The women of Sydney are not silenced
I love the word bonkers. My mum used to say it all the time, and I just don’t seem to hear it often enough anymore. That was until Saturday when it was used in the Herald to describe the position many Sydney Anglicans hold regarding the role of women in the church. Yet I want to suggest the reason people hold this view isn’t quite as muddled headed as Julia Baird might presume.
The Sydney Anglican church encourages women to serve in many different ways. Therefore it was disappointing to discover that Baird overlooked a particularly important motion in the Synod papers designed to empower women.

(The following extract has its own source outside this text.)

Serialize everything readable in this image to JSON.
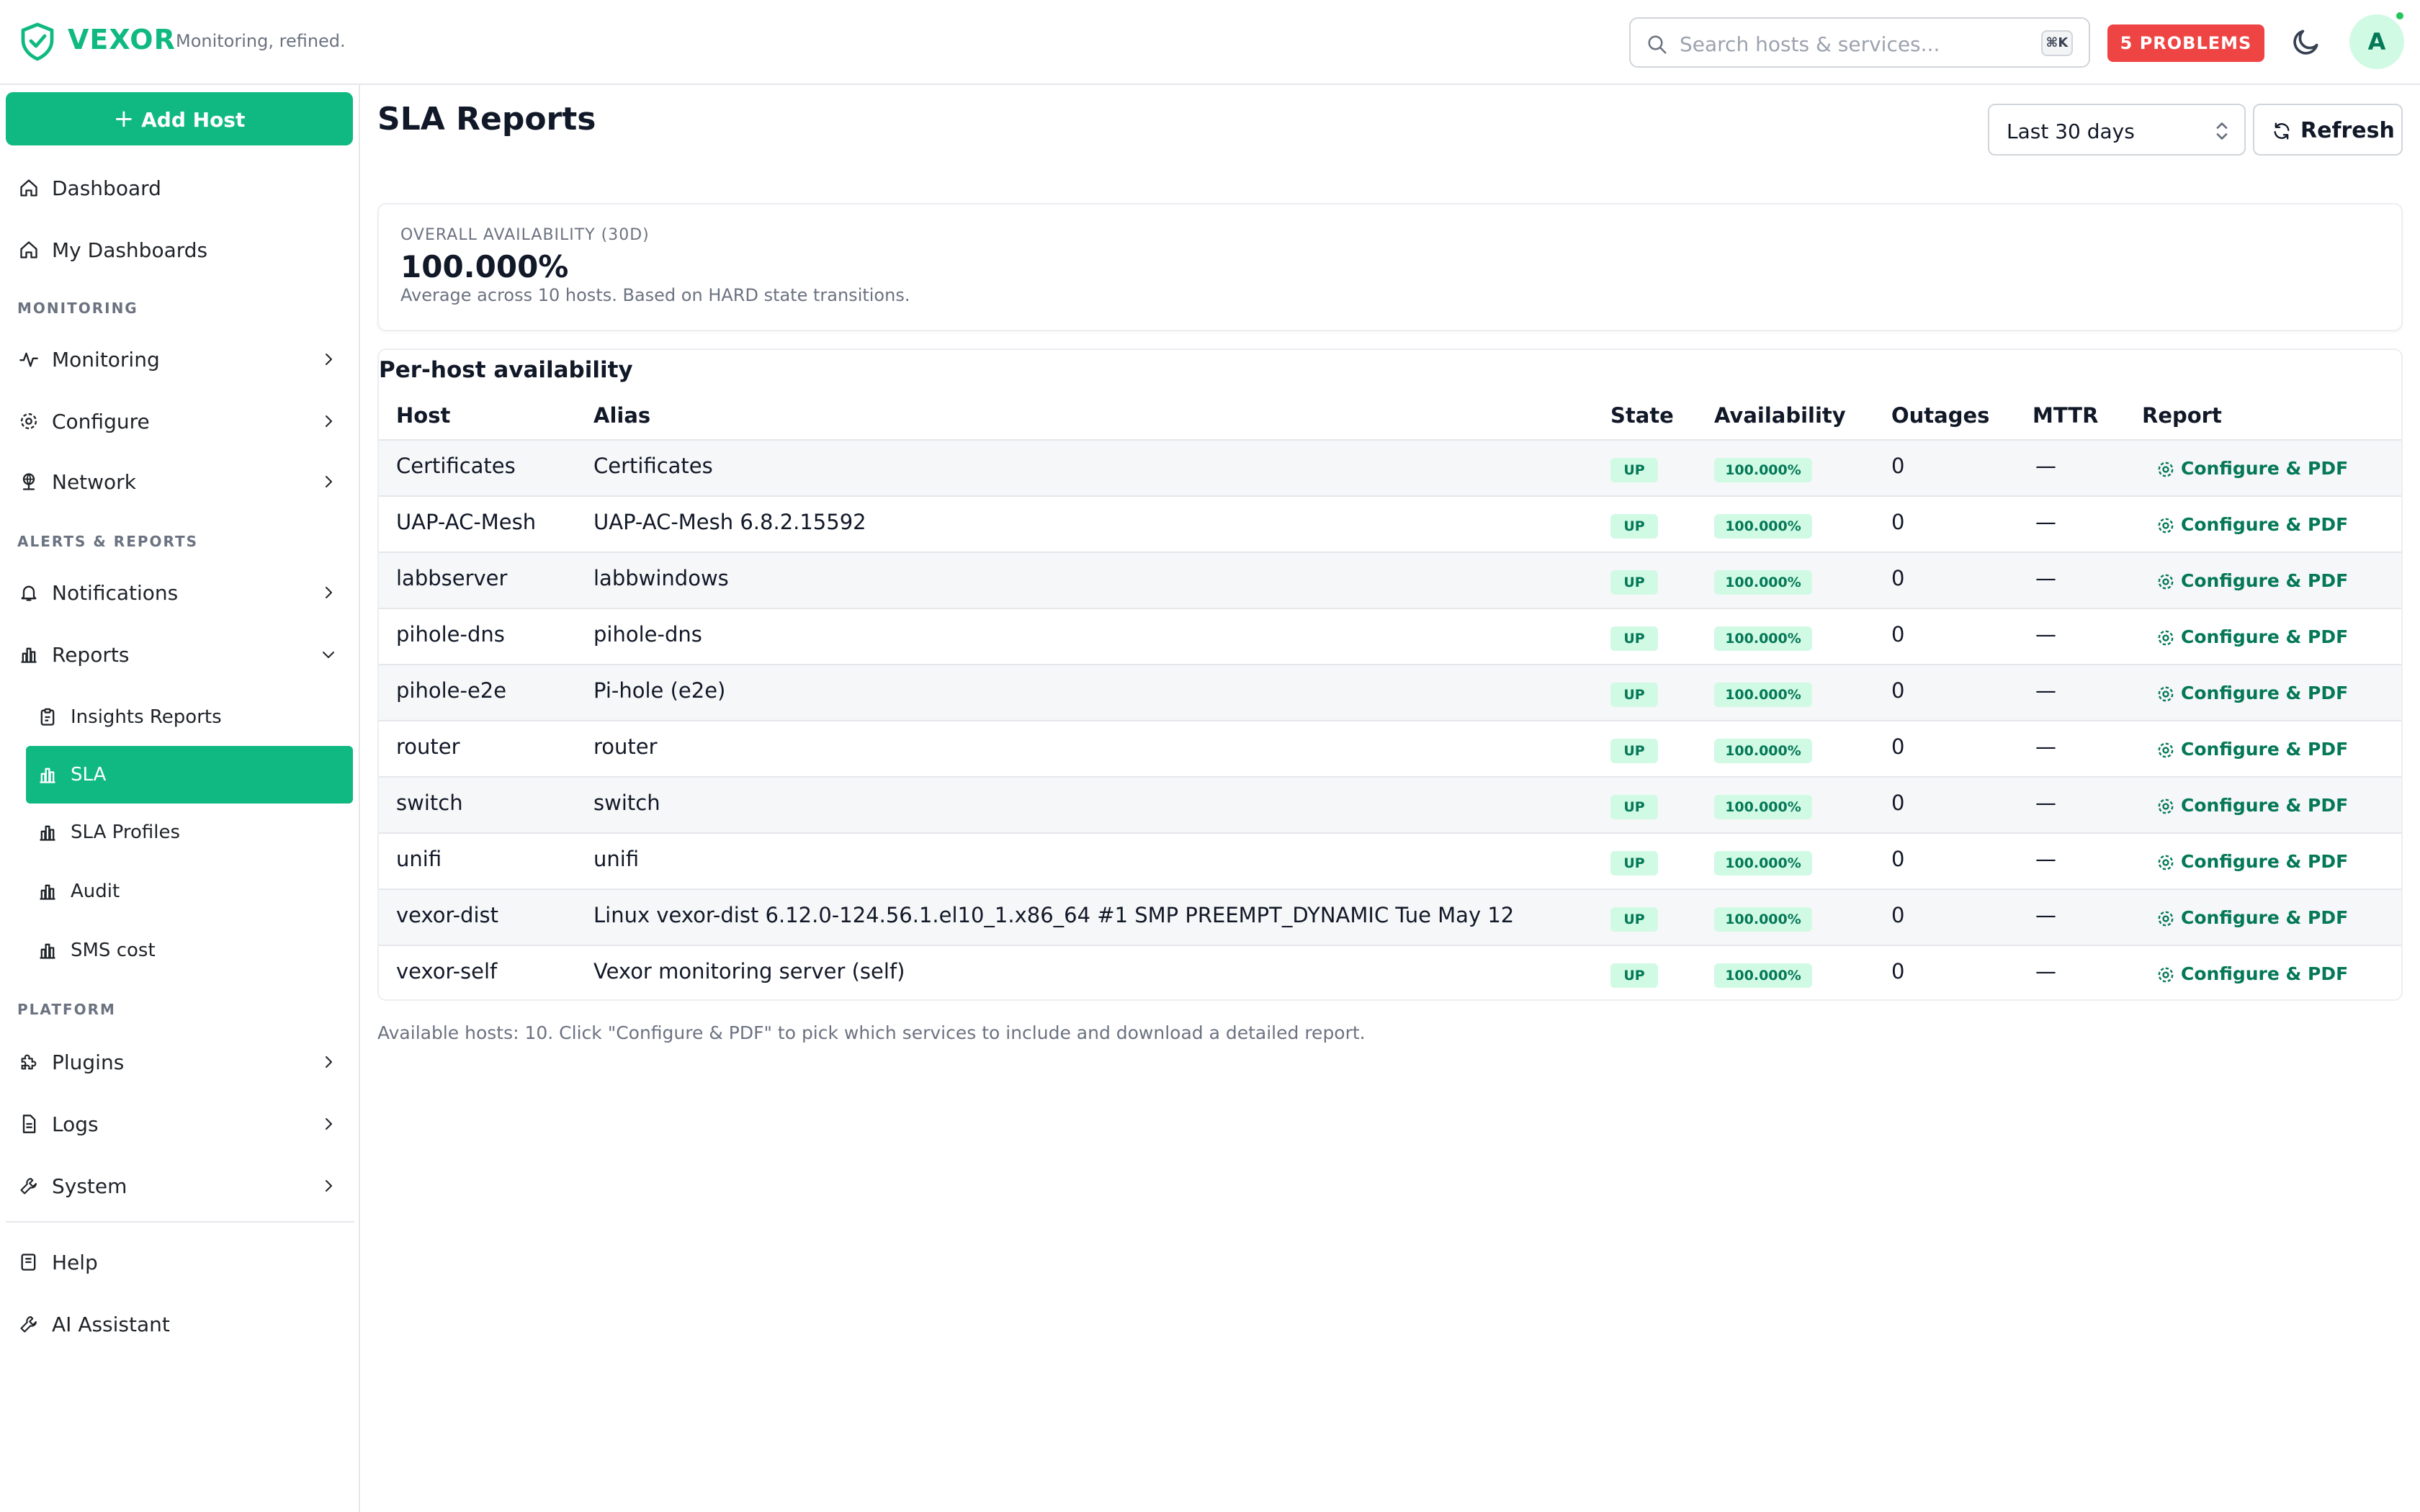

A service at St Andrews cathedral in the Anglican diocese of Sydney.CREDIT:FAIRFAX
This motion, passed without objection, recognised the 30th anniversary of women being ordained in the diocese. It was a celebration of how women contribute to the life of the church. And contribute they do. Women are appointed to various positions of leadership, influence and service across the diocese.
In my capacity as archdeacon for women’s ministry I am part of the senior clergy team comprising the archbishop, the assistant bishops and myself where I am given every opportunity to share my thoughts and influence decisions. I chair committees and participate in the training and discernment of ordination candidates. It is also my privilege to support and witness the vast array of women, hundreds in fact, who are humbly, wisely and strategically offering themselves to serve in ways that contribute to both church and community life.
All this is to say that women in the Sydney diocese are far from silenced. The argument that women not being able to preach to mixed congregations or be the senior minister of the church means they are therefore silent, downtrodden and without a voice simply doesn’t add up. Nobody denies women have a vital role to play in the life of our church. On the topic of women preaching, it has always been the case that they can preach to mixed congregations, should they and the church they serve in seek them to fulfil this role.
These decisions are based on an understanding of what the Bible teaches. Calling those who uphold these beliefs bonkers doesn’t lessen the reality of this being a legitimate way of expressing our faith. Additionally, the tragedy of this polarisation is it ignores the hundreds of women, both lay and ordained, who are theologically trained, deployed across the church, leading ministries, using their skills for church governance, and doing an amazing faithful work among the vulnerable, the marginalised and weak.
By all means let’s keep examining the Bible and keep talking about how women may appropriately serve in the church. However, as we do so let’s not fall into the trap of assuming that women are not already participating influentially or effectively in the life of the church.
Kara Hartley is the Archdeacon for Women’s Ministry in the Diocese of Sydney.